Dataset records: Begin
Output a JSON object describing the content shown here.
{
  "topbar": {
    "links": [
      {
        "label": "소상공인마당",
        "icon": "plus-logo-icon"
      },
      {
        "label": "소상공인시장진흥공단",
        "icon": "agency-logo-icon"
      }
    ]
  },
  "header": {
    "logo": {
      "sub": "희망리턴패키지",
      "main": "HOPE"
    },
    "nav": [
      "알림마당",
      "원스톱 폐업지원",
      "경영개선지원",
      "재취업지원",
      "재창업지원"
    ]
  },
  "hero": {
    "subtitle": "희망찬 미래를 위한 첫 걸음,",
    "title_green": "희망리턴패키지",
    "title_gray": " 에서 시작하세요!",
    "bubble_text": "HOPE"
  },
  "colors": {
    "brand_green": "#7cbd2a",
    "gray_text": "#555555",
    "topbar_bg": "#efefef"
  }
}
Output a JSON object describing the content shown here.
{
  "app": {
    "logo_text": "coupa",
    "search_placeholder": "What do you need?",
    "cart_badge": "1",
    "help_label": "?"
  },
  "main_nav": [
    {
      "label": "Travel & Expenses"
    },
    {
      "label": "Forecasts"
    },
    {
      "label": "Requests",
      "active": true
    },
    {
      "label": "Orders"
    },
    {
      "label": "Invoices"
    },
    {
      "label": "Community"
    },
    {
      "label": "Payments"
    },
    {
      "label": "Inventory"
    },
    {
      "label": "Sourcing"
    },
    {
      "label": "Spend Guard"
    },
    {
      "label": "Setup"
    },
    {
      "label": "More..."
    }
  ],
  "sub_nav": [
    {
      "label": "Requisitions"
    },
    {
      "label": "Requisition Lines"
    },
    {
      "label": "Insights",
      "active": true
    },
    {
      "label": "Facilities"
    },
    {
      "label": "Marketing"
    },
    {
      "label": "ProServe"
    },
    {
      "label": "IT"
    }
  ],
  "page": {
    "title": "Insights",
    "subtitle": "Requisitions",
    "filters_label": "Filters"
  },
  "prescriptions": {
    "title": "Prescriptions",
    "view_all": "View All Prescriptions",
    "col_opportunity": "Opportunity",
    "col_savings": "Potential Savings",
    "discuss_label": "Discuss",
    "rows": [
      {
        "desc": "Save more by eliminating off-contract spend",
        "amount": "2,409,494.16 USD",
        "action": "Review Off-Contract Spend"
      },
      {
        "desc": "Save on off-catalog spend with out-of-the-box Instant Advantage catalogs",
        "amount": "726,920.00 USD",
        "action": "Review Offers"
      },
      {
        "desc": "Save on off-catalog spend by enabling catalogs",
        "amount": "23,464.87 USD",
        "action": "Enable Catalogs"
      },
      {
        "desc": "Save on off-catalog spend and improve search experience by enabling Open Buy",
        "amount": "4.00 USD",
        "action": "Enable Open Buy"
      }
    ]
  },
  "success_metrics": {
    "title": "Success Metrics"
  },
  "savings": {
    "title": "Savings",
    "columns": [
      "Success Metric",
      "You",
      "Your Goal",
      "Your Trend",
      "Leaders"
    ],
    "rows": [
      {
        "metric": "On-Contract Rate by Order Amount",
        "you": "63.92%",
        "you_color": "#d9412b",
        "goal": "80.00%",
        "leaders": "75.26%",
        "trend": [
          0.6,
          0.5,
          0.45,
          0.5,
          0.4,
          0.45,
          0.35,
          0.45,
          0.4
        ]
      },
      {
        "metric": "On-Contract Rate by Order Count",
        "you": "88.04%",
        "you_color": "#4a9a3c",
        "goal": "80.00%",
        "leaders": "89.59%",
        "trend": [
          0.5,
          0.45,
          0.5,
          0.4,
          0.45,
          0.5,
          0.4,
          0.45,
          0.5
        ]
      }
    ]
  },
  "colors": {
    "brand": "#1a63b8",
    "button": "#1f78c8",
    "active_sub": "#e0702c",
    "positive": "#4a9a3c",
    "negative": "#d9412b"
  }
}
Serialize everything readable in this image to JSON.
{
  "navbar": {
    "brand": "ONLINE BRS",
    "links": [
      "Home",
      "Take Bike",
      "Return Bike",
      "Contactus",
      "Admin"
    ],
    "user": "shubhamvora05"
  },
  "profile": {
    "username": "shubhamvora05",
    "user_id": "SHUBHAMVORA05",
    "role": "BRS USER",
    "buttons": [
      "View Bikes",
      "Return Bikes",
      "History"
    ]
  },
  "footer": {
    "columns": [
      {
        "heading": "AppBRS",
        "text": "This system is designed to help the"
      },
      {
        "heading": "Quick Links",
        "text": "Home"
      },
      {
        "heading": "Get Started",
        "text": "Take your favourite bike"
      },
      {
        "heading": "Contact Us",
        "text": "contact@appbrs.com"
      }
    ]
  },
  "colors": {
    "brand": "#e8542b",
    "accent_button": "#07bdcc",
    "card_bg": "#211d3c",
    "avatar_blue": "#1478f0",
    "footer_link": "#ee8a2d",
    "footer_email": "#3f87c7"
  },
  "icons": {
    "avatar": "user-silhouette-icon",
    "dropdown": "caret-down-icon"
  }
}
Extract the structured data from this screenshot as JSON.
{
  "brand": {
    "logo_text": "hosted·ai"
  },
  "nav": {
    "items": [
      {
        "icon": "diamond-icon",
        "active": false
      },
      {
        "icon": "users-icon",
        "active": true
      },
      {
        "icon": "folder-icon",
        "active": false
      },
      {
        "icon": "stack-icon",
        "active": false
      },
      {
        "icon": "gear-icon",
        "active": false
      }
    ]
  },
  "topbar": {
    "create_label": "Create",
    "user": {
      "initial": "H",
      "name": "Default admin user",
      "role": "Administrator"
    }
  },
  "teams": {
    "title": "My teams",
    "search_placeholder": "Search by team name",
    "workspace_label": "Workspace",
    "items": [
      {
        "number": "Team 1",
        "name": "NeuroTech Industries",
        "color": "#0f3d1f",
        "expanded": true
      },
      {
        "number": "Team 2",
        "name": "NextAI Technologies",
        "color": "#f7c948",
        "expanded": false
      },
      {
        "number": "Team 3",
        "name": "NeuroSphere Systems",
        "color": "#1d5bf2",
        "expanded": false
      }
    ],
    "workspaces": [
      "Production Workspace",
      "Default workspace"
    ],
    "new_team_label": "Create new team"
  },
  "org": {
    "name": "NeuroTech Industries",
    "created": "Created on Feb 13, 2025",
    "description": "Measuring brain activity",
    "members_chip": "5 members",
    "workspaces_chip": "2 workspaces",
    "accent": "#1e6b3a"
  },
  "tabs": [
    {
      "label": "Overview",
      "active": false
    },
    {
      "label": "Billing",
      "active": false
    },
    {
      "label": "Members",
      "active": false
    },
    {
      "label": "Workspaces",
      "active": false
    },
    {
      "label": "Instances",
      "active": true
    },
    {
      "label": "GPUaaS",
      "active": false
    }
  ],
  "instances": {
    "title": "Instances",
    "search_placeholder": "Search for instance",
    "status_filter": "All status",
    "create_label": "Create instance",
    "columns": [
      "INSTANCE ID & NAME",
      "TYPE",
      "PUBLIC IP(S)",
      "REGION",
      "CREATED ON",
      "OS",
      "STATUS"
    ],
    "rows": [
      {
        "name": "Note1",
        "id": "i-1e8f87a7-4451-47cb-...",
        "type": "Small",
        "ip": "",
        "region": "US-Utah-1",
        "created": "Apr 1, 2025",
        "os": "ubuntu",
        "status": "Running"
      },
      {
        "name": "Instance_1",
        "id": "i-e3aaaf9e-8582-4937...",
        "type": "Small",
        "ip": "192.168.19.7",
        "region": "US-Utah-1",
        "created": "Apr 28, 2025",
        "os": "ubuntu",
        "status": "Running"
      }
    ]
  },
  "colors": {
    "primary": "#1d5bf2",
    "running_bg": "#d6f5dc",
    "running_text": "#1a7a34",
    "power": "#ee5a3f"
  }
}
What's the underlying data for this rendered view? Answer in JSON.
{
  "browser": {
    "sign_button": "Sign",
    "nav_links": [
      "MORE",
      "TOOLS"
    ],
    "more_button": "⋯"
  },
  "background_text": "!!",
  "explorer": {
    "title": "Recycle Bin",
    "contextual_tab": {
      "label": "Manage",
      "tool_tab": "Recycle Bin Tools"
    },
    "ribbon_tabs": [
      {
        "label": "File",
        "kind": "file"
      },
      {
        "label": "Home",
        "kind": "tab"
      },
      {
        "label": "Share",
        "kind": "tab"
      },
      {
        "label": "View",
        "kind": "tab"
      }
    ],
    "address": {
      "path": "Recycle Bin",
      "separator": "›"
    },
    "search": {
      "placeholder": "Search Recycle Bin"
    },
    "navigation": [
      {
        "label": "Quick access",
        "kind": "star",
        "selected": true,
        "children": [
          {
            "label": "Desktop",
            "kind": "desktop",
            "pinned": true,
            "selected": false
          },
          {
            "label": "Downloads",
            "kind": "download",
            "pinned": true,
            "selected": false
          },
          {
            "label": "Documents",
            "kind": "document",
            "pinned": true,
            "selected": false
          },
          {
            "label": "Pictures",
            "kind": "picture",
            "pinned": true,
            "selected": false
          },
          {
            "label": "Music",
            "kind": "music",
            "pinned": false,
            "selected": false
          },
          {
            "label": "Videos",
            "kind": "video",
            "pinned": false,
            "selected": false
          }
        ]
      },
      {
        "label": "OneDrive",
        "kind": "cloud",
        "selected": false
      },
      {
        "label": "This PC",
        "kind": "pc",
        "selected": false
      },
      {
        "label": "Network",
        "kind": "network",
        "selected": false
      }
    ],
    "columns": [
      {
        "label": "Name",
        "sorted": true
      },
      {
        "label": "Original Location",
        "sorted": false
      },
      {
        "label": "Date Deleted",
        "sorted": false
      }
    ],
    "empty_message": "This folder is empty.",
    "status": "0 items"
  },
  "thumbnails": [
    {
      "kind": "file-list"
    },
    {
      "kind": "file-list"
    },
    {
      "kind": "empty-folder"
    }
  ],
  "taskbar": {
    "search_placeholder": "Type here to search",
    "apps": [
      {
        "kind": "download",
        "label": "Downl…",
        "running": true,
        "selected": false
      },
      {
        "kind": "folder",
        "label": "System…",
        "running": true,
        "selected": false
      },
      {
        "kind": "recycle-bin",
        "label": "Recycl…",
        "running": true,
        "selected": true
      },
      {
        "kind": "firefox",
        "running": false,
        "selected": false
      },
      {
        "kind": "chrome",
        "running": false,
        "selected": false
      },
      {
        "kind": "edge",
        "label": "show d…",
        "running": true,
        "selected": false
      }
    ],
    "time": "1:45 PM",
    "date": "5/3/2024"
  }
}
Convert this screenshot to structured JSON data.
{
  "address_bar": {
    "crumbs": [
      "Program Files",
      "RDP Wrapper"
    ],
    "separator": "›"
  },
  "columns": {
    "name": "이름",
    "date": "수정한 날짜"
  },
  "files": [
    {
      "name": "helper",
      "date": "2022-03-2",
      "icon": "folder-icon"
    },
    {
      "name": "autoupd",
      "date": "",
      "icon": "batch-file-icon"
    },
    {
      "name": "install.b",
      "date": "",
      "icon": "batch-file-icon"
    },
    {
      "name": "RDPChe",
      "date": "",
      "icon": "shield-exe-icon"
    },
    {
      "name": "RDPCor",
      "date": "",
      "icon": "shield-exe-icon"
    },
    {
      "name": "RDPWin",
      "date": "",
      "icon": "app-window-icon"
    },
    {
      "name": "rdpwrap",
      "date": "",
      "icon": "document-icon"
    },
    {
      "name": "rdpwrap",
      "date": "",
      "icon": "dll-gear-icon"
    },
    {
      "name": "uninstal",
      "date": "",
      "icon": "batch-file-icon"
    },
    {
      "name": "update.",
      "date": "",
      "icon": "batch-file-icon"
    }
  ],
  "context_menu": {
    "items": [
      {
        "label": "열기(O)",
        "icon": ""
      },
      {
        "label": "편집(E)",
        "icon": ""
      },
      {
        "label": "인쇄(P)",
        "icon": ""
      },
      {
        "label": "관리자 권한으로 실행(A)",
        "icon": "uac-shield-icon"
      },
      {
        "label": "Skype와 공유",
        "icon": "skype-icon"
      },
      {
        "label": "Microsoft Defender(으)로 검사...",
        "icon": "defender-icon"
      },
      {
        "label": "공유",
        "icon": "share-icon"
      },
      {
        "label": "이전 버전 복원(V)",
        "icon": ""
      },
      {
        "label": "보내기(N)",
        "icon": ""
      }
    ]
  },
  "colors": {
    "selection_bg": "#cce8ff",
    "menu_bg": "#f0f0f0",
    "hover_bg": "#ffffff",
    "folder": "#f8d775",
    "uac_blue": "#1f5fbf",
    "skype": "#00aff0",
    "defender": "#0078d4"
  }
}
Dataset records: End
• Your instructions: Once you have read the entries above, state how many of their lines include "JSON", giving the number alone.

• Response to the exercise: 6